Hopes and fears as polarised Poles choose president

July 11, 2020

In his village in southeast Poland, farmer Grzegorz Myszak is far from alone in supporting Poland’s populist President Andrzej Duda on Sunday in a knife-edge run-off against liberal Warsaw...

Share Next Story >>>

In his village in southeast Poland, farmer Grzegorz Myszak is far from alone in supporting Poland’s populist President Andrzej Duda on Sunday in a knife-edge run-off against liberal Warsaw mayor Rafal Trzaskowski.

Surveys show the contenders neck and neck nationwide but there are major regional differences and Godziszow -- located in the staunchly conservative east -- is where Duda scored 86 percent of the vote in the first round, his best result.

"I’ll choose Duda, of course. With five kids, we get 2,500 zloty ($630) per month, so it’s as if my wife had a job but instead, she can take care of the family," Myszak told AFP, speaking among long neat rows of raspberry bushes on his farm.

The 41-year-old also works for the local council and raises pigs to give his family what he describes as a "comfortable" lifestyle -- part of an upwardly mobile rural electorate that is overwhelmingly pro-Duda.

Allied with the Law and Justice (PiS) government, Duda has vowed to defend its raft of popular social benefits, including a child allowance and extra pension payments that help the PiS win a second term last year.

He has also led a highly polarising campaign, attacking sexual minorities and rejecting Western liberal values, all with the tacit blessing of Poland’s influential Catholic Church, which holds sway over devout rural voters.

Myszak says he is worried a Trzaskowski victory would bring a "rocky cohabitation" with the PiS government and possible legislative paralysis. He also fears it could open the door to sex education in schools or civil partnerships for same-sex couples. Myszak says he only knows of one person who he believes might have been gay in Godziszow, but who moved away long ago.

Analysts say Duda and his populist allies have been deftly courting rural voters who have benefited from PiS social spending on the back of more than a decade of generous EU farm and development subsidies.

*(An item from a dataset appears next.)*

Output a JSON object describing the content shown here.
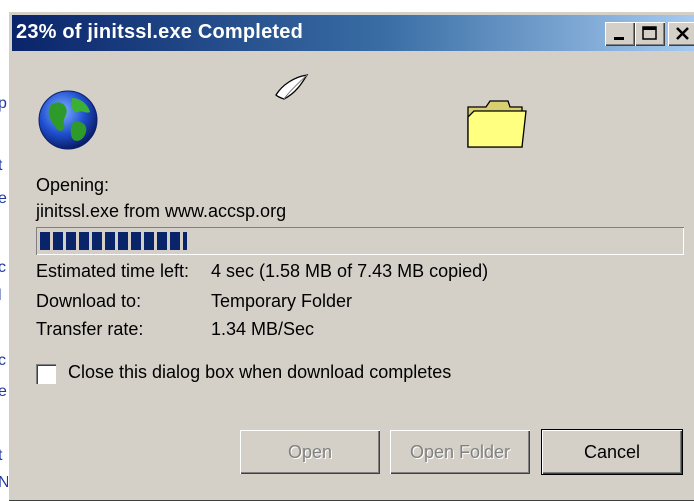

"We’re pleased someone finally values us, sees our achievements and potential," said Magda Ciupak, 33, an English teacher and mother of two who runs a farm with her husband and also heads the Godziszow local council.

"The PiS understood this, while other parties still often see us as backward and ignorant," she said. Although Trzaskowski has also vowed to defend PiS social spending, rural voters see Duda as a better option to protect their interests, especially as the fallout of the coronavirus pandemic sends Poland into its first recession since communism fell three decades ago.

Rural voters also see Duda as a bulwark against perceived threats to family values from the Western-oriented liberal urban elites that Trzaskowski represents. Gay rights campaigners say Duda and his PiS backers have whipped up a climate of homophobia that is causing some gay people to fear for their lives and pushing them to leave Poland.

Encouraged by the PiS, local authorities in roughly a third of the EU country, mostly its rural southeast, created so-called LGBT-free zones last year in reaction to a declaration on LGBT rights adopted in Warsaw by Trzaskowski. Amnesty International and the European Parliament, among others, have condemned the zones. Iwona Serewa, a 27-year-old lesbian who runs Wyrko, the only LGBT+ nightclub in the city of Lublin, has no illusions about a Duda victory.

"If he gets a second term, we can forget about better conditions for LGBT+ people," she told AFP, adding that she will vote "for Trzaskowski, to block the PiS government." PiS party leader Jaroslaw Kaczynski has called the LGBT+ community a "threat" to traditional families and thanked a senior Catholic cleric for labelling it a "rainbow plague", moves that critics likened to Vladimir Putin’s Russia.

Hubert Liszewski, a gay 23-year-old student at Lublin University, says the election is pivotal to his future. He has suffered two homophobic attacks since 2017 -- including one by members of a far-right group -- that left him hospitalised with a broken leg and facial injuries. "If Duda wins things won’t change. I’ll leave rather than wait around for another attack. Basically my life is at risk."

More From World